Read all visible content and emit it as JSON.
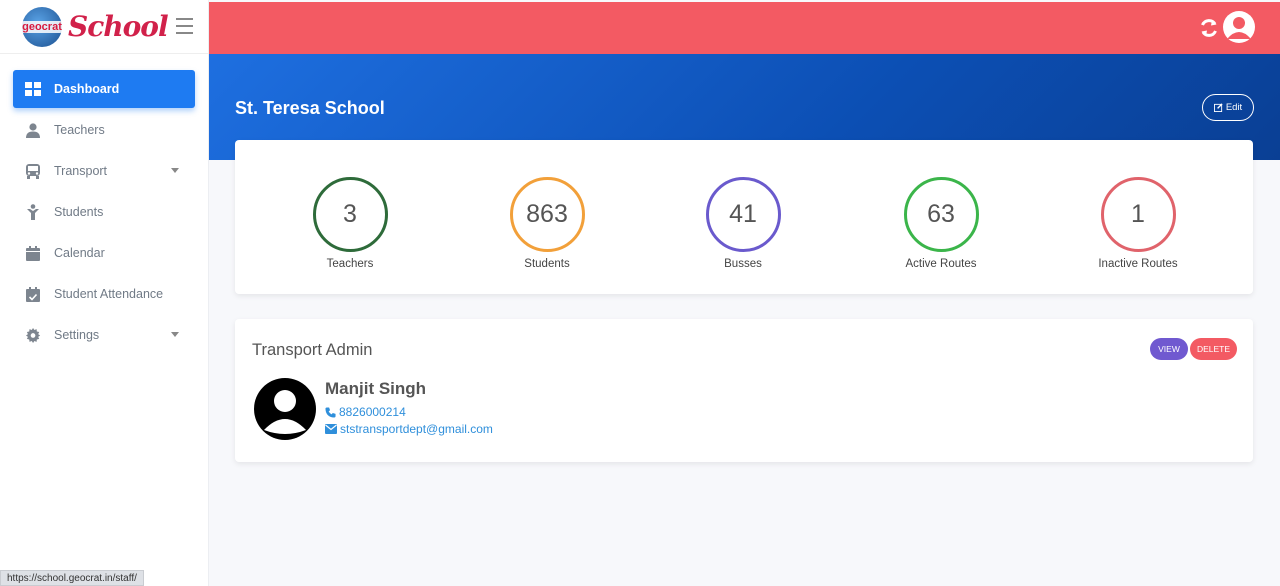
{
  "brand": {
    "globe_text": "geocrat",
    "name": "School",
    "color": "#d1214a"
  },
  "sidebar": {
    "items": [
      {
        "label": "Dashboard",
        "icon": "dashboard-icon",
        "active": true
      },
      {
        "label": "Teachers",
        "icon": "person-icon"
      },
      {
        "label": "Transport",
        "icon": "bus-icon",
        "dropdown": true
      },
      {
        "label": "Students",
        "icon": "student-icon"
      },
      {
        "label": "Calendar",
        "icon": "calendar-icon"
      },
      {
        "label": "Student Attendance",
        "icon": "calendar-check-icon"
      },
      {
        "label": "Settings",
        "icon": "gear-icon",
        "dropdown": true
      }
    ]
  },
  "topbar": {
    "color": "#f35a63",
    "icons": [
      "refresh-icon",
      "user-icon"
    ]
  },
  "hero": {
    "school_name": "St. Teresa School",
    "edit_label": "Edit"
  },
  "stats": [
    {
      "value": "3",
      "label": "Teachers",
      "color": "#2e6b3a"
    },
    {
      "value": "863",
      "label": "Students",
      "color": "#f2a03a"
    },
    {
      "value": "41",
      "label": "Busses",
      "color": "#6a5acd"
    },
    {
      "value": "63",
      "label": "Active Routes",
      "color": "#3bb54a"
    },
    {
      "value": "1",
      "label": "Inactive Routes",
      "color": "#e0636b"
    }
  ],
  "admin": {
    "heading": "Transport Admin",
    "view_label": "VIEW",
    "delete_label": "DELETE",
    "name": "Manjit Singh",
    "phone": "8826000214",
    "email": "ststransportdept@gmail.com"
  },
  "status_bar": {
    "url": "https://school.geocrat.in/staff/"
  }
}
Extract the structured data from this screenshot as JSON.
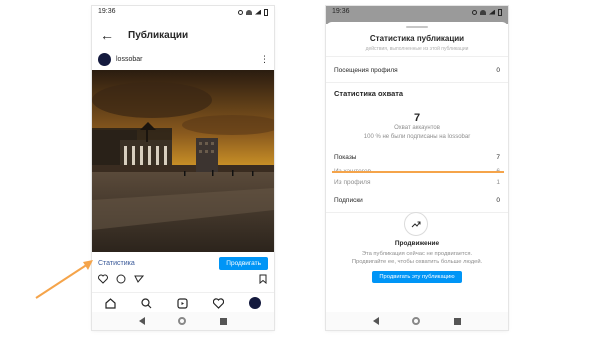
{
  "left": {
    "status_time": "19:36",
    "title": "Публикации",
    "username": "lossobar",
    "stats_link": "Статистика",
    "promote_button": "Продвигать"
  },
  "right": {
    "status_time": "19:36",
    "sheet_title": "Статистика публикации",
    "cut_text": "действия, выполненные из этой публикации",
    "profile_visits_label": "Посещения профиля",
    "profile_visits_value": "0",
    "reach_section_title": "Статистика охвата",
    "reach_value": "7",
    "reach_label": "Охват аккаунтов",
    "reach_note": "100 % не были подписаны на lossobar",
    "impressions_label": "Показы",
    "impressions_value": "7",
    "from_hashtags_label": "Из хэштегов",
    "from_hashtags_value": "6",
    "from_profile_label": "Из профиля",
    "from_profile_value": "1",
    "follows_label": "Подписки",
    "follows_value": "0",
    "promo_title": "Продвижение",
    "promo_desc": "Эта публикация сейчас не продвигается. Продвигайте ее, чтобы охватить больше людей.",
    "promo_button": "Продвигать эту публикацию"
  },
  "colors": {
    "accent_blue": "#0095f6",
    "link_blue": "#385898",
    "annotation_orange": "#f5a44a"
  },
  "icons": [
    "back-arrow-icon",
    "more-icon",
    "heart-icon",
    "comment-icon",
    "share-icon",
    "bookmark-icon",
    "home-icon",
    "search-icon",
    "reels-icon",
    "activity-icon",
    "trend-icon"
  ]
}
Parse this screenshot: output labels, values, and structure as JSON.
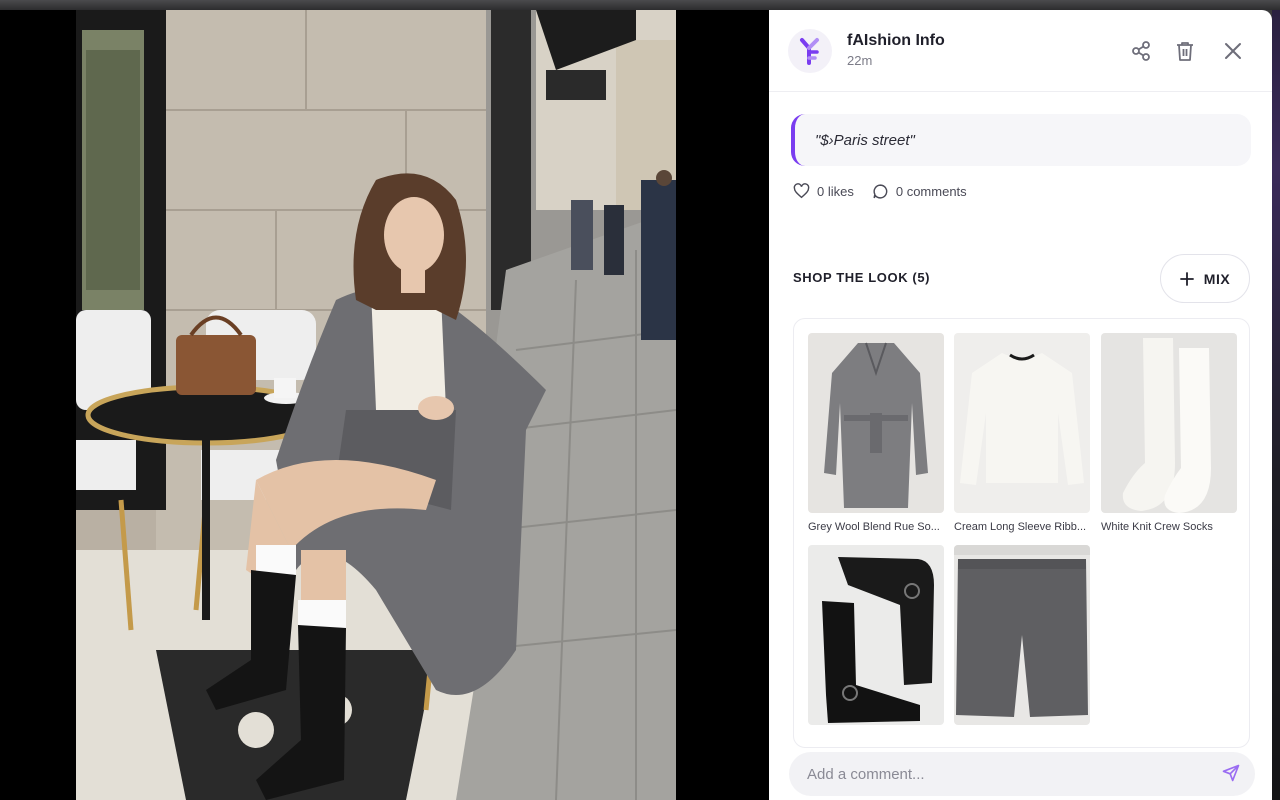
{
  "post": {
    "author": "fAIshion Info",
    "time": "22m",
    "caption": "\"$›Paris street\"",
    "likes": "0 likes",
    "comments": "0 comments"
  },
  "header_icons": [
    "share-icon",
    "trash-icon",
    "close-icon"
  ],
  "shop": {
    "title": "SHOP THE LOOK (5)",
    "mix_label": "MIX",
    "products": [
      {
        "name": "Grey Wool Blend Rue So..."
      },
      {
        "name": "Cream Long Sleeve Ribb..."
      },
      {
        "name": "White Knit Crew Socks"
      },
      {
        "name": ""
      },
      {
        "name": ""
      }
    ]
  },
  "comment": {
    "placeholder": "Add a comment..."
  },
  "colors": {
    "accent": "#7a3df0",
    "brand_logo": "#8e5bf0"
  }
}
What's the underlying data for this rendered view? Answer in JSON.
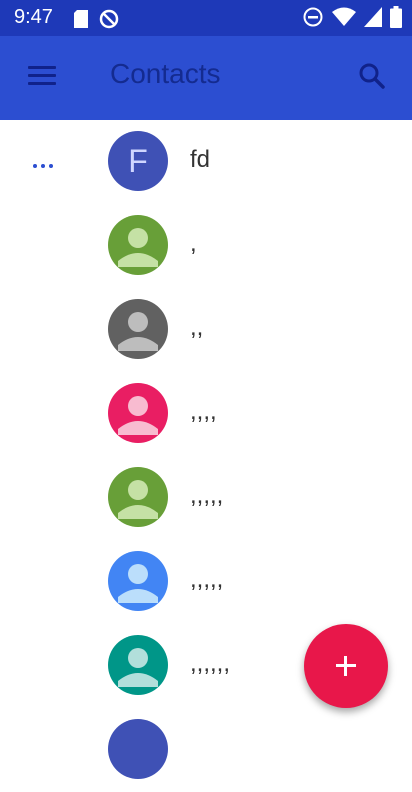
{
  "status_bar": {
    "time": "9:47",
    "left_icons": [
      "sd-card-icon",
      "sync-icon"
    ],
    "right_icons": [
      "do-not-disturb-icon",
      "wifi-icon",
      "cell-signal-icon",
      "battery-icon"
    ]
  },
  "app_bar": {
    "title": "Contacts",
    "menu_icon": "hamburger-menu-icon",
    "search_icon": "search-icon",
    "background": "#2c4ed1",
    "status_background": "#1e39b8"
  },
  "contacts": [
    {
      "name": "fd",
      "avatar_letter": "F",
      "avatar_color": "#3f51b5"
    },
    {
      "name": ",",
      "avatar_letter": "",
      "avatar_color": "#689f38"
    },
    {
      "name": ",,",
      "avatar_letter": "",
      "avatar_color": "#616161"
    },
    {
      "name": ",,,,",
      "avatar_letter": "",
      "avatar_color": "#e91e63"
    },
    {
      "name": ",,,,,",
      "avatar_letter": "",
      "avatar_color": "#689f38"
    },
    {
      "name": ",,,,,",
      "avatar_letter": "",
      "avatar_color": "#4285f4"
    },
    {
      "name": ",,,,,,",
      "avatar_letter": "",
      "avatar_color": "#009688"
    },
    {
      "name": "",
      "avatar_letter": "",
      "avatar_color": "#3f51b5"
    }
  ],
  "fab": {
    "icon": "add-icon",
    "color": "#e8174a"
  },
  "overflow_icon": "more-horiz-icon"
}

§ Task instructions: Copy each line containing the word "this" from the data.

§ Output of the task:
Extract the structured data from this screenshot as JSON.
Parse this screenshot: output labels, values, and structure as JSON.
What's the underlying data for this rendered view? Answer in JSON.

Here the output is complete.